The CTA, which on some days is the most powerful special interest in Sacramento, was the most prominent opponent of the bill. In the eyes of the teachers' union, a dollar spent on Hollywood is a dollar not spent on teachers. But with IATSE rallying the rest of labor — including UTLA and the CFT — the CTA was left isolated and without allies.
Back in April, the state Legislative Analyst's Office issued a report that, in a typically restrained and wonkish way, cast doubt on the wisdom of film tax incentives. Among other points, the LAO noted that California is competing in a "race to the bottom" with other states and other countries. (The MPAA happens to be exacerbating runaway production by lobbying for tax incentives in other states.) The LAO also noted that public funds generally ought to go to things that serve a social good, like medical research. But lawmakers were unmoved by this humble dissent, especially once Hellboy started working the Capitol corridors.
Christopher Thornberg, the founder of Beacon Economics and an adviser to local lawmakers, laid out the case against film tax incentives in a post on his website. According to his analysis, runaway production is an industry-generated myth. He also argues that most of the industry-funded studies that support tax incentives are "preposterous." "Their arguments are delivered slick, they're delivered clean.

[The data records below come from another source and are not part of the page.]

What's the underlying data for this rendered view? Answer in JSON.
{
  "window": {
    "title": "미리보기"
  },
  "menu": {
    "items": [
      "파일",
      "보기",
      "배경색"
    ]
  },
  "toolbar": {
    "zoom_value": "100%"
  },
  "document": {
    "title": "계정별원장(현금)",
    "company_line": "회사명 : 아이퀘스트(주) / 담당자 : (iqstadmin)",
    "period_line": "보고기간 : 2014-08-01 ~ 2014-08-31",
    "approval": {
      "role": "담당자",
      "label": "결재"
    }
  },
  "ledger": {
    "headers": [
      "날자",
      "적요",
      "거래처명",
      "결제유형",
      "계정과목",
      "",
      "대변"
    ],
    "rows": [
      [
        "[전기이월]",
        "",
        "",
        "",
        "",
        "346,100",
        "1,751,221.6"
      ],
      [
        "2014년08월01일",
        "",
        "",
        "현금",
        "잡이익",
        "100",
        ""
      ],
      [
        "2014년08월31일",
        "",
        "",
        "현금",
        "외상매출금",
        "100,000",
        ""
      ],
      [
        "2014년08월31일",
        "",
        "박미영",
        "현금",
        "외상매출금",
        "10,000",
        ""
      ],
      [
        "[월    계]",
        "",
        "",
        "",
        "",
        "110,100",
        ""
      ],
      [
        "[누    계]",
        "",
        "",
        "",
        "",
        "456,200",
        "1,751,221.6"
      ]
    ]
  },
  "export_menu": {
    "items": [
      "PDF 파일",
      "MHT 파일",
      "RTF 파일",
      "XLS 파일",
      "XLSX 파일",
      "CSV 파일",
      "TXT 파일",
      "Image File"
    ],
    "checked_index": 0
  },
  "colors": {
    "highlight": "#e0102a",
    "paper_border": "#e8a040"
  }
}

And they're complete nonsense," Thornberg told the Weekly. "But we're gonna do it anyway."